* _TASK INSTRUCTIONS_
If a line in the listing below contains "this", return that line.
· · · · · · ·
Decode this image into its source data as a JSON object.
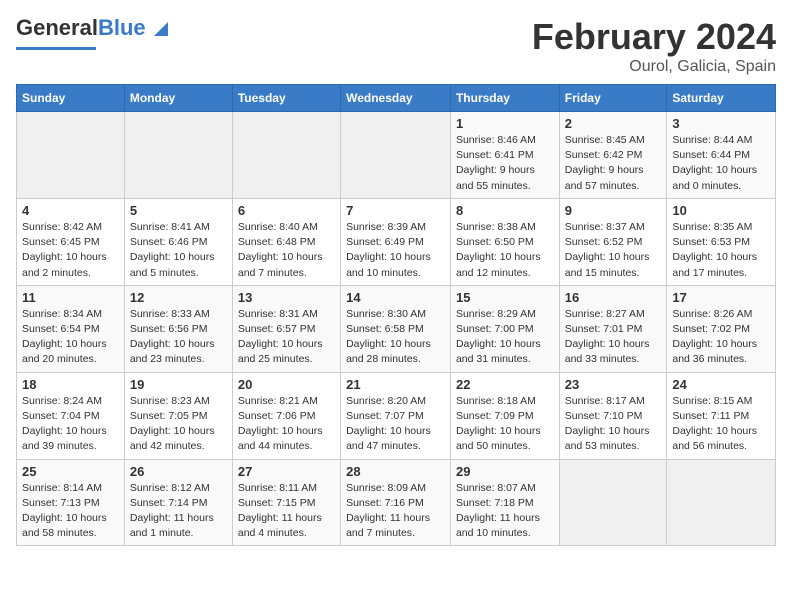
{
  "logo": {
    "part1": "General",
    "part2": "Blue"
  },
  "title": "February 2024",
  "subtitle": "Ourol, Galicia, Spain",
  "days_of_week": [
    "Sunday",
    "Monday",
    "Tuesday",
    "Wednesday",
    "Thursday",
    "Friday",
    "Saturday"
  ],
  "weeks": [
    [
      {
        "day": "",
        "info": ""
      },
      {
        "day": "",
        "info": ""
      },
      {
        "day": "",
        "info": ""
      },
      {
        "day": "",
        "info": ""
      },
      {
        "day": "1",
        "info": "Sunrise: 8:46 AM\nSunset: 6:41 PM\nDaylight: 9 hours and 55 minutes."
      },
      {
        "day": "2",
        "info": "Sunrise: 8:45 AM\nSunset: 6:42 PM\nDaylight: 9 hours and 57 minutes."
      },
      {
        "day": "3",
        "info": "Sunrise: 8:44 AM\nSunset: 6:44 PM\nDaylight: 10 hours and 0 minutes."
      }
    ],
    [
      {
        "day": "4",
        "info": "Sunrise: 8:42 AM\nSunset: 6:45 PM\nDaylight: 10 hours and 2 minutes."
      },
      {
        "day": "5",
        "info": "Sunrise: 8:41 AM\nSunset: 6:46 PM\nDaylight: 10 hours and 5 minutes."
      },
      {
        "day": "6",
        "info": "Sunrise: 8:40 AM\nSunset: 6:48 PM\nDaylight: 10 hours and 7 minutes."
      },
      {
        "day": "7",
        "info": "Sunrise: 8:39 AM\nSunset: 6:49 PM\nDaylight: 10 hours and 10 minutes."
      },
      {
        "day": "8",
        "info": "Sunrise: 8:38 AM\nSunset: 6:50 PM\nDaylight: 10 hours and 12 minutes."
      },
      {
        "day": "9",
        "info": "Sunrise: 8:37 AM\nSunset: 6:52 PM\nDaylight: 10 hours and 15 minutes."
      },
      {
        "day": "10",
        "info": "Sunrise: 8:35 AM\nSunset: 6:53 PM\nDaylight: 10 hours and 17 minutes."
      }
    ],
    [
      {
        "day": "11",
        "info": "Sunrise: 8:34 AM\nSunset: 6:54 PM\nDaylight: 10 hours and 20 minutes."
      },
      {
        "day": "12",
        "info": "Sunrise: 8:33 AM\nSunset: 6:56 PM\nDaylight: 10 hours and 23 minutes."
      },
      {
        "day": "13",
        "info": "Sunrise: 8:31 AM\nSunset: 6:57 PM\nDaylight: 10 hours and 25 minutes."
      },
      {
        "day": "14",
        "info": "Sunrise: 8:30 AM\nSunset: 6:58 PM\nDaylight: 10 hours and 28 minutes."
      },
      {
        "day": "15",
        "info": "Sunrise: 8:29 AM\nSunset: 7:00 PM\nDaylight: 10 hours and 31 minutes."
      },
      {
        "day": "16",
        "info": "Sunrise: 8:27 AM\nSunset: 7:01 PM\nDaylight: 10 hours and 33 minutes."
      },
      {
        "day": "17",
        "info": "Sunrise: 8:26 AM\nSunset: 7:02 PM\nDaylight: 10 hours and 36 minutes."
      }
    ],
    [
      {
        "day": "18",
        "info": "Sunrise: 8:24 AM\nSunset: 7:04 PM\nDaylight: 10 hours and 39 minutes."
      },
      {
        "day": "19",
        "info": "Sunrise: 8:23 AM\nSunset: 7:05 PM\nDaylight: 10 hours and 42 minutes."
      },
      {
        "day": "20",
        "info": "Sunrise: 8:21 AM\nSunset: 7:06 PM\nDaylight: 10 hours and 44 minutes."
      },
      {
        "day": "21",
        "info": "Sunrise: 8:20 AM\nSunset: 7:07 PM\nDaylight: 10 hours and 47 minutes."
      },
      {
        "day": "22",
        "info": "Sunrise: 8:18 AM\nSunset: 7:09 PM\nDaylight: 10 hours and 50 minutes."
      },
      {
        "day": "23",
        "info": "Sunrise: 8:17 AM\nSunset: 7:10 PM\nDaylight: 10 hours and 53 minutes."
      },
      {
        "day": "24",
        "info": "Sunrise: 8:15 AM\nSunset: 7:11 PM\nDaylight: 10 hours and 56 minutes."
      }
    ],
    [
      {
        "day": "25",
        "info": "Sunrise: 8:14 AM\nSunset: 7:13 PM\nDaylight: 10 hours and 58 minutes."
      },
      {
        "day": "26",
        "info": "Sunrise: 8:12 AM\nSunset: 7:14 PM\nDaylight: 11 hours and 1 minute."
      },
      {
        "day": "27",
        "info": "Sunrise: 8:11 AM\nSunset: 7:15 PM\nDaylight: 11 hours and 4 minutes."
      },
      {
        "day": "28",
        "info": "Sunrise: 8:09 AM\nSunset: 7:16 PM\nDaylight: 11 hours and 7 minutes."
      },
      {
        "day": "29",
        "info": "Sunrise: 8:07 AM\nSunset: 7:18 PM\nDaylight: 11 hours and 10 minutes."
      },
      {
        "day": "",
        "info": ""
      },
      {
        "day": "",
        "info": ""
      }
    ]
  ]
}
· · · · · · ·
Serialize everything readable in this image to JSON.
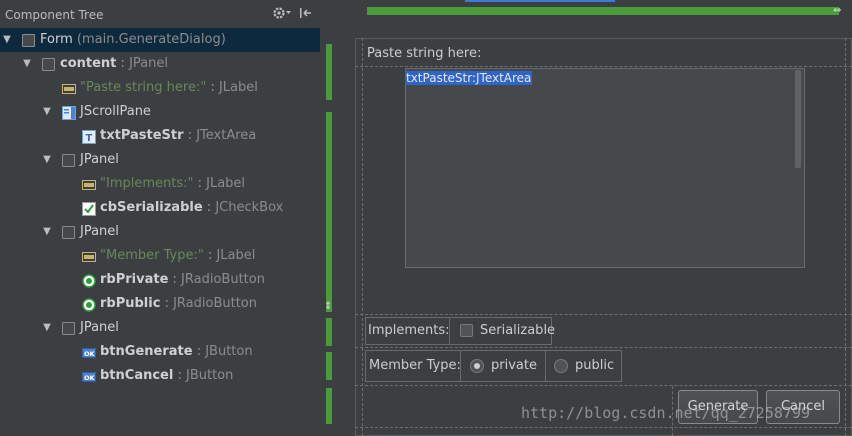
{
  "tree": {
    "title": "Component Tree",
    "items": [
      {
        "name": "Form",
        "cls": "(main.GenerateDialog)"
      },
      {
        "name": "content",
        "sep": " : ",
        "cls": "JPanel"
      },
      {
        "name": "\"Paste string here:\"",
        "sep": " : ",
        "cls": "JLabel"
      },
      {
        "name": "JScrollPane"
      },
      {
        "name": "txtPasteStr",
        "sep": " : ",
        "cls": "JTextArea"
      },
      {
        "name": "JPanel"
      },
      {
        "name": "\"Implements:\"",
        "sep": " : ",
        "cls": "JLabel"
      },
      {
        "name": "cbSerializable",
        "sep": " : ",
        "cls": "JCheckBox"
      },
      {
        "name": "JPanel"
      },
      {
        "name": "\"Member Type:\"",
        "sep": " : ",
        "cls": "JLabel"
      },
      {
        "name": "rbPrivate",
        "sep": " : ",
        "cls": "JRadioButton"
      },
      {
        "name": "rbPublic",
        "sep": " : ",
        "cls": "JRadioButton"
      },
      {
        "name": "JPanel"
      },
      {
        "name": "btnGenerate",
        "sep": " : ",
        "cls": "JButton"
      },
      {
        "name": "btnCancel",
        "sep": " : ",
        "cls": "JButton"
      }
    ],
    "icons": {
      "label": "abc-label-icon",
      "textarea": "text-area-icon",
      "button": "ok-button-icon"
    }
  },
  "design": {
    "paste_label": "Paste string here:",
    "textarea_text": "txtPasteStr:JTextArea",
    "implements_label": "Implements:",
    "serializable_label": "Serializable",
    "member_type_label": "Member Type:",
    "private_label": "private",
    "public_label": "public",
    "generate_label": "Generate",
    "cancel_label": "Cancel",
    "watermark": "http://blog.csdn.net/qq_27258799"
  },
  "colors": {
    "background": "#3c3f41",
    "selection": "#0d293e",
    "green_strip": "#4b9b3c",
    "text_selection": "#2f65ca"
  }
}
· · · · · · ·
* _RESULT_
Decode this image into its source data as a JSON object.
Serialize everything readable in this image to JSON.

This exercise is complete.